Despite MTV’s best efforts to gravitate away from reality programming, the platform is simply too successful to dump.   Recently, an MTV programmer contacted us to report that, “With our recent hits like TEEN MOM and JERSEY SHORE, we find that our audience wants to see some of their own lives reflected in the programs they watch.” Look for new reality shows to have a similar flavor to MTV’s most popular franchises.  One example of an upcoming show with strong ties to past programming is a starring vehicle for JERSEY SHORE favorite Pauly D.

MTV continues to eye new material that fits with their present repertoire of programs. The network’s youthful audience enjoys seeing on-screen characters that relate in some way to their own lives.  While reality TV has been the preferred medium in recent years, MTV is focused on delivering more scripted teenage drama.

Although MTV’s scripted drama SKINS floundered on the big stage, MTV claims that they remain undeterred.  The show’s plummeting ratings finally stabilized in February and, after a shaky foray into the scripted arena, MTV is committed to expanding its fictional content.

“The scripted presence of our network is a very important part of our plan,” said David Janollari, President of Programming. “And we’re in it for the long run.”

Scripted concepts on the horizon include THE INBETWEENERS, TEEN WOLF, and LOST IN THE WOODS.  Descriptions for each of these may be found in the “Development” section of our MTV Analysis. The network is also reviving two familiar faces – BEAVIS AND BUTTHEAD – as it looks to incorporate new animated shows into its schedule.

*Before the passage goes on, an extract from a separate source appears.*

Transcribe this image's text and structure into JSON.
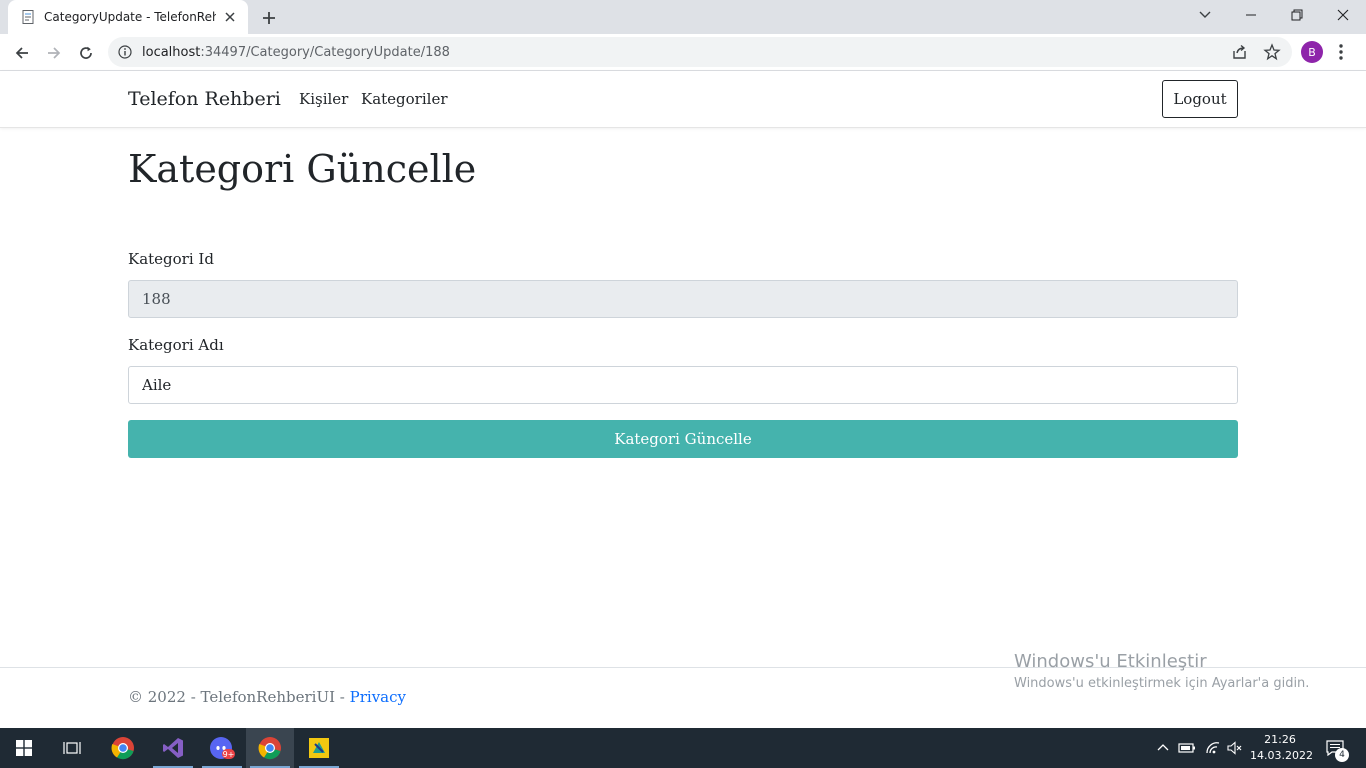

MTV’s General Manager, Stephen Friedman explains this ambitious transition: “We held on to Generation X a little too long, and our programming reflected that.  MTV needs to shed its skin every three years.  We had to ask ourselves: what does this younger audience want? And the answer was brutal honesty."